experimental

Tiny Metaprogramming Library—Eric Niebler

eric-niebler-toronto.PNGWe like to link to articles at all levels. This one's near the top of the scale, for those looking for a real challenge:

Tiny Metaprogramming Library

by Eric Niebler

As the intro says [emphasis ours]:

(Difficult-to-grok metaprogramming below. Not for the faint of heart.)

From the rest of the introduction:

At the recent Urbana-Champaign meeting of the C++ Standardization Committee, Bill Seymour presented his paper N4115: Searching for Types in Parameter Packs which, as its name suggests, describes a library facility for, uh, searching for a type in a parameter pack, among other things. It suggests a template called packer to hold a parameter pack:

// A class template that just holds a parameter pack:
template <class... T> struct packer { };

Many of you are probably already familiar with such a facility, but under a different name:

// A class template that is just a list of types:
template <class... T> struct typelist { };

It became clear in the discussion about N4115 that C++ needs a standard typelist template and some utilities for manipulating them. But what utilities, exactly? ...

Where will Evolution lead C++17?

The third part of my series about the proposals for Urbana is about the subgroup evolution:

Where will Evolution lead C++17?

by Jens Weller

From the article:

This is the third part in my series about the proposals for the current C++ committee meeting in Urbana. This time its all about the subgroup Evolution, which has the most papers, so this is only the first part. The previous parts were about concurrency, and Part 2 about core, networking, models and undefined behavior.

Looking for C++17 - Urbana Proposals for Core, Modules, Networking, Reflection and UB

The second part of my series on the C++ Proposals for the next Committee meeting in Urbana:

Looking for C++17 - Urbana Proposals for Core, Modules, Networking, Reflection and UB

by Jens Weller

From the Article:

The second part of my series about the proposals for Urbana, where the next C++ committee meeting will be held. The papers grand us a first view on a distant future - C++17...

Urbana Proposals - C++17 insight?

I've started with my series on the proposals for the next C++ Committee Meeting:

Urbana Proposals - C++17 insight?

by Jens Weller

From the article:

A short series to give you an overview over the Papers submitted in the latest mailing for the C++ Committee Meeting in Urbana-Champaign in Illinois. At the beginning of November the C++ Committee will have its 3rd Meeting this year. As C++14 is now finished, the focus is clearly on the upcoming C++17 standard.

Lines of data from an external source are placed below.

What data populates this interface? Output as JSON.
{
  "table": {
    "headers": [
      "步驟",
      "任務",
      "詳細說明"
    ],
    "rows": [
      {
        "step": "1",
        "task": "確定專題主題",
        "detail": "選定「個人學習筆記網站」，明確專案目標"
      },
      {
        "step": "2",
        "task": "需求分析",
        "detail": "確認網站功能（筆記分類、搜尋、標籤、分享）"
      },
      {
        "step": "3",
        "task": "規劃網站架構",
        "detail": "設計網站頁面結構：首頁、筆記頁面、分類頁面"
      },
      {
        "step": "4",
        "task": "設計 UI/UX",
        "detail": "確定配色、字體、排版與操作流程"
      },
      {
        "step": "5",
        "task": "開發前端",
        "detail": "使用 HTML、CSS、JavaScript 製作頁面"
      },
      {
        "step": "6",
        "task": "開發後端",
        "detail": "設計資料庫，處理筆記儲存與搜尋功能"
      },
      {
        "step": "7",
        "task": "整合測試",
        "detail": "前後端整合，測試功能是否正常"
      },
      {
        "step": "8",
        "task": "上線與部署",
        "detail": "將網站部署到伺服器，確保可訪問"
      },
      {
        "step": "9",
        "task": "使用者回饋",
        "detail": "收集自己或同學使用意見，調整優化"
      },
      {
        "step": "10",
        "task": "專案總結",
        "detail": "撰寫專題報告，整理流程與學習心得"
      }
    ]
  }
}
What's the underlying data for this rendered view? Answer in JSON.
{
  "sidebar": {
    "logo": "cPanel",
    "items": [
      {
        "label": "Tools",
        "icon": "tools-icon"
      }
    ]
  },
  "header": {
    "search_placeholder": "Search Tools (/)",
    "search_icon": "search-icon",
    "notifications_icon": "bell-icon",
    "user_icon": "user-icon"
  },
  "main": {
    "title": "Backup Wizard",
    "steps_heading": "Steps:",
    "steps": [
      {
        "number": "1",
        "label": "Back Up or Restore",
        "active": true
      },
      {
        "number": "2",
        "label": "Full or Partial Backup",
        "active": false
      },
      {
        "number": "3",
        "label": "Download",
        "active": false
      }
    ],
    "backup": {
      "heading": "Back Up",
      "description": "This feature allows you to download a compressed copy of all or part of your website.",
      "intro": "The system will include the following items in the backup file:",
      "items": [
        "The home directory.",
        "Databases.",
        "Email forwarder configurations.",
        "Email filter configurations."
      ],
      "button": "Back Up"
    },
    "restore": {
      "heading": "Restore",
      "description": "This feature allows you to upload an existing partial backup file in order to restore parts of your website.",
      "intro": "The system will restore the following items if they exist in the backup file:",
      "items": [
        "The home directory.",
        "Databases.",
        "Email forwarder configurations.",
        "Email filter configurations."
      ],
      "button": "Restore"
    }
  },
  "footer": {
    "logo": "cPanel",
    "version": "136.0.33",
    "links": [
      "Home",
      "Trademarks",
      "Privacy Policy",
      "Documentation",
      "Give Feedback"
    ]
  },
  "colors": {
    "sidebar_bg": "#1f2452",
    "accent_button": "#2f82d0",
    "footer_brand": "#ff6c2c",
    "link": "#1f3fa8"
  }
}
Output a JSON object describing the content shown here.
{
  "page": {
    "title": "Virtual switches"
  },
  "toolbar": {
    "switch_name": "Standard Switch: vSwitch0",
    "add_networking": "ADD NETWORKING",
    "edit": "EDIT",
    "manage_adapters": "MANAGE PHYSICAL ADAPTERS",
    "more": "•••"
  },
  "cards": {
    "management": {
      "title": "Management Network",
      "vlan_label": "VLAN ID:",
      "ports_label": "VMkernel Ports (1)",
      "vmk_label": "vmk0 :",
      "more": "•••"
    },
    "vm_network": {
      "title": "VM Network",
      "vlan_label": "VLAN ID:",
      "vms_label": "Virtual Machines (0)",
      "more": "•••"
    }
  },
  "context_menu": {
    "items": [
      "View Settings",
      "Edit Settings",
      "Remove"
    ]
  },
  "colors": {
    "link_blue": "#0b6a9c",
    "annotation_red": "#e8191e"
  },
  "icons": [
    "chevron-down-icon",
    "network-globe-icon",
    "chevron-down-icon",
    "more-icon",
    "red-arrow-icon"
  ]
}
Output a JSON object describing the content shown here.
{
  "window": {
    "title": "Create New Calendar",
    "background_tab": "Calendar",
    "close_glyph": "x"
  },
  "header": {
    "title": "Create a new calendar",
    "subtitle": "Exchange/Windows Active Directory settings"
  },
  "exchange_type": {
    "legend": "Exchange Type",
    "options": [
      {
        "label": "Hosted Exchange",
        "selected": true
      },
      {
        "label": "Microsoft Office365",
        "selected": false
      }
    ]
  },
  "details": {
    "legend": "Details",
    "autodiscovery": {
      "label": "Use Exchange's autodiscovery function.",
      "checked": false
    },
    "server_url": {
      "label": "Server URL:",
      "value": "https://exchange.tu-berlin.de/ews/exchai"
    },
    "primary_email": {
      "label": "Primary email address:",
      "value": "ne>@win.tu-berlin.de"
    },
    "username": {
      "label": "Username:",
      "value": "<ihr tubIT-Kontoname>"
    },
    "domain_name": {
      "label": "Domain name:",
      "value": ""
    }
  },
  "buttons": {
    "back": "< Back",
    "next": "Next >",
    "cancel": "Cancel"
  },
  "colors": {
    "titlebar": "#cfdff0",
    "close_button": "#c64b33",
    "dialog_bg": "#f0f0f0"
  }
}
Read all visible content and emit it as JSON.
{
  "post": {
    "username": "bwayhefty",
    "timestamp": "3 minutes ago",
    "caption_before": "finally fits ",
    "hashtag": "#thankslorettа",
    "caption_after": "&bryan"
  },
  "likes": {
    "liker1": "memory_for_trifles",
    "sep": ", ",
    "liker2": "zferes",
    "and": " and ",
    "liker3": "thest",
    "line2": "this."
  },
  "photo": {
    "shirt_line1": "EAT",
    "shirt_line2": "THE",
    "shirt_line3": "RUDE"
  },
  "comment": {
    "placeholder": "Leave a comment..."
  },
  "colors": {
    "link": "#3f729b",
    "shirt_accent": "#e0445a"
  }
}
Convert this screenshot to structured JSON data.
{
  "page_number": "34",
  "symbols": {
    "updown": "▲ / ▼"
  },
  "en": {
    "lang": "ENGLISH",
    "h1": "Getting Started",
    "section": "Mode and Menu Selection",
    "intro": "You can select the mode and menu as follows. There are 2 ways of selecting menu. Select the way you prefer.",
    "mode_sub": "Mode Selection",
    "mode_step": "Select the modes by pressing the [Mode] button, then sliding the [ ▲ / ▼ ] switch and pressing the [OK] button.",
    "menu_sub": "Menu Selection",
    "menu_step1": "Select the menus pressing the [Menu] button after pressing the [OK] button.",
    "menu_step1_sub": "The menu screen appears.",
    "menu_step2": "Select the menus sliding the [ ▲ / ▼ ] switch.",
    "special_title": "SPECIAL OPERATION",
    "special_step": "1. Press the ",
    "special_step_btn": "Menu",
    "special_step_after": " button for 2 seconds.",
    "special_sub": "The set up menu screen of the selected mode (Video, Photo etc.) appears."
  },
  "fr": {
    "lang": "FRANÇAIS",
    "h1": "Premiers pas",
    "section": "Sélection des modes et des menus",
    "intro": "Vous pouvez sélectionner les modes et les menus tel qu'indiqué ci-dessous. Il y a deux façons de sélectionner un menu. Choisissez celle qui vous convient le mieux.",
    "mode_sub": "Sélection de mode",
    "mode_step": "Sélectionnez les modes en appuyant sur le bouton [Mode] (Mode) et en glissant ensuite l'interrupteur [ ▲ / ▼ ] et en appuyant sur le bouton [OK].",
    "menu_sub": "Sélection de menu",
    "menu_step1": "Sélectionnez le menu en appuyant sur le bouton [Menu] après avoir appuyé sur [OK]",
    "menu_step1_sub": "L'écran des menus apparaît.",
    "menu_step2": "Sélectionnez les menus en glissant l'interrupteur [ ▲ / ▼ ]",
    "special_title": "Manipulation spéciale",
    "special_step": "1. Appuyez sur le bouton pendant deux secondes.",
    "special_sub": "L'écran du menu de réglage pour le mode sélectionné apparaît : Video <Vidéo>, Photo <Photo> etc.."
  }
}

A pair of articles on advanced template mechanics—Eli Bendersky and Eric Niebler

If you're a very advanced C++ developer with an appetite for template mechanics, these two articles that were posted in the past 24 hours may interest you.

Note: The vast majority of C++ developers don't need to know this, but very advanced developers will find the material and the techniques interesting.

SFINAE and enable_if

by Eli Bendersky

Customization Point Design in C++11 and Beyond

by Eric Niebler

Ranges in C++: Counted Iterables and Efficiency—Eric Niebler

New in Eric's series on ranges for C++:

Ranges in C++: Counted Iterables and Efficiency

by Eric Niebler

From the article:

I’ve been hard at work fleshing out my range library and writing a proposal to get range support into the standard. That proposal describes a foundational range concept: Iterable. An Iterable is anything we can pass to std::begin() and std::end() to get an Iterator/Sentinel pair. Sentinels, as I described here earlier this year, make it possible for the Iterable concept to efficiently describe other kinds of ranges besides iterator pairs.

The three types of ranges that we would like the Iterable concept to be able to efficiently model are:

  • Two iterators
  • An iterator and a predicate
  • An iterator and a count
The Iterator/Sentinel abstraction is what makes it possible for the algorithms to handle these three cases with uniform syntax. However, as Sean Parent pointed out here, the third option presents challenges when trying to make some algorithms optimally efficient. Back in February, when Sean offered his criticism, I promised to follow up with a blog post that justified the design. This is that post.

A video interview with Michael Wong

At C++Now this and last year I recorded a short interview with Michael Wong:

A video interview with Michael Wong

The interview as a youtube playlist

by Jens Weller

From the Article:

I've started last year a video interview in Aspen - while at C++Now - with Michael Wong. This year I had the chance to finish the interview and I am now finally able to release it. Michael is a member of the C++ Committee for many years, he leads the Canadian delegation and also speaks for IBM at the C++ committee.